It is a myth that home educated kids aren’t well socialised. The opposite is true: we can’t fit in all the social opportunities open to us. Leon always finds kids to play with in parks and he has a wide social circle. He knows home-schooled children ranging from babies to teenagers and they all play together regardless of age. Leon interacts with other children every day.
Home education allows you to really focus on your children’s passions. Not everybody can know everything about the world, so we enjoy picking and choosing the best bits. Everything else just follows, like reading, writing and maths. But Leon develops these skills through everyday life situations like buying things on the market with his own money or reading menus in a café.
What about exams? Home educated children often opt to do iGCSE courses, which do not require attending a classroom-based course. These are available online with tutor support and usually cost around £200-300 per subject. I look forward to learning alongside my children in their preferred subjects if qualifications are the route they choose. Universities are known to accept home educated children without qualifications because of their mature attitude to learning.
No minimum level of education is required of parents who want to home educate their children: a passion for learning is far more important. I left school with just two GCSEs (though I later did a diploma in Childcare and Education and went on to become a preschool manager). As an adult I recognise that I’m not particularly academic, although I’ve always been creative. But at school I was led to believe I wasn’t clever. I now see that I just wasn’t taught in a way I understood. I feel I was let down by the school system.
Home education itself doesn’t have to be costly: we get workbooks from bargain bookstores and often make games and activities from things we’ve collected outdoors. But the lack of a second income can be a challenge.
Home education is all consuming. It’s like a full time job. You have to make sure you’re providing enough opportunities for socialisation and education. It helps to be creative and be able to think on your feet but it can be hard at times. You spend all your time with your children and you don’t really get a break. My husband works full time so the majority of the home educating lands on me.
There are a lot of myths surrounding home education and a lot of people will express uninformed opinions about your choices. You get some criticism and rudeness, but you have to learn to brush it off and have confidence in your choices. The majority of responses are positive and genuinely interested.
Tips I would give to people thinking about home education would be to get out there and meet people. Our local home educating network has over 100 families. Facebook and Yahoo are great for networking with other home educating families. Just search for local groups and you’ll be surprised what’s out there. Home educating families are very welcoming and, in my experience, always willing to answer questions. If you need to de-register your child who is already in school the process is simple: just write a letter to the head asking for your child’s name to be removed from the register. You don’t need to give notice. It will take time for you and your child to adjust to the new lifestyle. Take it easy and don’t go out rushing to buy workbooks and resources. You may not choose that direction and it’s best not to waste your money unless you know it’s what you want. If, like mine, your child has never been to school there is nothing you need to do. You don’t need to inform anyone of your choice, you just carry on as you are.
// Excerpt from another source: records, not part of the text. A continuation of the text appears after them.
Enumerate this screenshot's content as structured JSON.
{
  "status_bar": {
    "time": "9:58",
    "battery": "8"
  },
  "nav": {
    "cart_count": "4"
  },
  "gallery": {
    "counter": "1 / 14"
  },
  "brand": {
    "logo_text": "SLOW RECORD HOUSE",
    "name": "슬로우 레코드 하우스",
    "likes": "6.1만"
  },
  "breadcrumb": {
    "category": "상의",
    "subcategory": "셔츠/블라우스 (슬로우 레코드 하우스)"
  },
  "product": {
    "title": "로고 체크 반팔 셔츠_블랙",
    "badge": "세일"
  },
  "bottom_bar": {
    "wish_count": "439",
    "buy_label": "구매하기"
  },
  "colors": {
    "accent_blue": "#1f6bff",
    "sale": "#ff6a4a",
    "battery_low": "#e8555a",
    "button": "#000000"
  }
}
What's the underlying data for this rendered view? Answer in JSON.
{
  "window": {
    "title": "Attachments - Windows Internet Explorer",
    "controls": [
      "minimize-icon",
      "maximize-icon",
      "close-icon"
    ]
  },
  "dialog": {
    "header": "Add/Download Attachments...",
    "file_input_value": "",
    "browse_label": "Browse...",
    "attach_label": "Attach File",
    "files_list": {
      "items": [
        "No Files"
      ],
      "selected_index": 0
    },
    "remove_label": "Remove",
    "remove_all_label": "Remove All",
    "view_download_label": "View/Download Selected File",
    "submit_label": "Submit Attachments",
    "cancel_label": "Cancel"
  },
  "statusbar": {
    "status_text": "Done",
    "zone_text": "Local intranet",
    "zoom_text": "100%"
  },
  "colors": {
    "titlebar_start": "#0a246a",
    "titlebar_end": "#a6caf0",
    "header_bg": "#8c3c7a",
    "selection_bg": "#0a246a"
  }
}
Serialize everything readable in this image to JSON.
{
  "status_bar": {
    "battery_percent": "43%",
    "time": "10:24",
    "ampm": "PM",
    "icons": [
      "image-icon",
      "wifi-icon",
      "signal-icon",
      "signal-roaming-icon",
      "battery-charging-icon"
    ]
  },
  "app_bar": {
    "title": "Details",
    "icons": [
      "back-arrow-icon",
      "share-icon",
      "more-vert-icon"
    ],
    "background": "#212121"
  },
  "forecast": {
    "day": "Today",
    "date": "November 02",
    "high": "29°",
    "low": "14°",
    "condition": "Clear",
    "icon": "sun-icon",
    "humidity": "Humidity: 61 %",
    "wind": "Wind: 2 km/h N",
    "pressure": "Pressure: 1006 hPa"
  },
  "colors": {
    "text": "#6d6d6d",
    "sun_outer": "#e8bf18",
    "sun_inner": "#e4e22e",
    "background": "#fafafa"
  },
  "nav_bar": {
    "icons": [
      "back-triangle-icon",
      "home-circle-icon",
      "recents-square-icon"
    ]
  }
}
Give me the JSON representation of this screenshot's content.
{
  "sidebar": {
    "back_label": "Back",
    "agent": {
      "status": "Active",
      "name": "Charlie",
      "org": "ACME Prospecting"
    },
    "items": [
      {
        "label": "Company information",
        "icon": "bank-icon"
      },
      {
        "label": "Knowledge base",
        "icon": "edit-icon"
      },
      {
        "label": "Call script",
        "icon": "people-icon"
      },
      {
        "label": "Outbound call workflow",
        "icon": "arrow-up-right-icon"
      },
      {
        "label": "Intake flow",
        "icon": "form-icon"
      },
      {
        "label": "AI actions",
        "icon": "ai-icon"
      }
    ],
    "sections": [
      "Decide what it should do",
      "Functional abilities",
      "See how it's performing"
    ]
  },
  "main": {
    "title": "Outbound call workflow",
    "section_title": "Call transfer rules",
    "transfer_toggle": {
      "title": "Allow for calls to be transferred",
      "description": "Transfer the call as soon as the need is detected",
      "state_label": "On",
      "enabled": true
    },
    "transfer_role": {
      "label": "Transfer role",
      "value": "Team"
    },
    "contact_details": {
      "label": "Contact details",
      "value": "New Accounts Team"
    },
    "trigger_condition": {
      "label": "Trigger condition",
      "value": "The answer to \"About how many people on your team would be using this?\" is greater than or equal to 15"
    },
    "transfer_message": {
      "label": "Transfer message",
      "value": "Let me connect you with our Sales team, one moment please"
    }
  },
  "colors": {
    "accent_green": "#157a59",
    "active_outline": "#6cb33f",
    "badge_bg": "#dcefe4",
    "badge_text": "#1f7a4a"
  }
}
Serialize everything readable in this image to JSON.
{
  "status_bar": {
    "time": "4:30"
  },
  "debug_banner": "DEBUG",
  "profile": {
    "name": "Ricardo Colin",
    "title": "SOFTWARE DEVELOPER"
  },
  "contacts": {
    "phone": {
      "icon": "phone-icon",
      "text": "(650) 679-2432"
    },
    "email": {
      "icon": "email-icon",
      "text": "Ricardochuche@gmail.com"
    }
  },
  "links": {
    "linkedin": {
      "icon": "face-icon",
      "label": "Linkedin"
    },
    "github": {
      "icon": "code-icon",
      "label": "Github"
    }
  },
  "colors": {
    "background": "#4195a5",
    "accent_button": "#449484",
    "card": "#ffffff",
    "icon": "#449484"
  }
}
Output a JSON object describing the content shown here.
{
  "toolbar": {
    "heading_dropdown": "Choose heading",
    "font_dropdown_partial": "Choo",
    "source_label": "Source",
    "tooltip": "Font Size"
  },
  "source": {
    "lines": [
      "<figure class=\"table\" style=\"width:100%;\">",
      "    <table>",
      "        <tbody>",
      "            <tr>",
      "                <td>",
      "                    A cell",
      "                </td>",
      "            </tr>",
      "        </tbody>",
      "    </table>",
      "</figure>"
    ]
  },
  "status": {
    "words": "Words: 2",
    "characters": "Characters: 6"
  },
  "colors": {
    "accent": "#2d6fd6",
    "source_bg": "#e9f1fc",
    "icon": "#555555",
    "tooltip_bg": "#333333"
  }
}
I really do believe home education is suitable for everyone who wants it. Children thrive on learning. If the environment is stimulating and resourceful, I believe any child can excel.
Lesley documents her home educating life here.
Do you home educate your child? Would you consider it? Or do you put your trust in the professionals?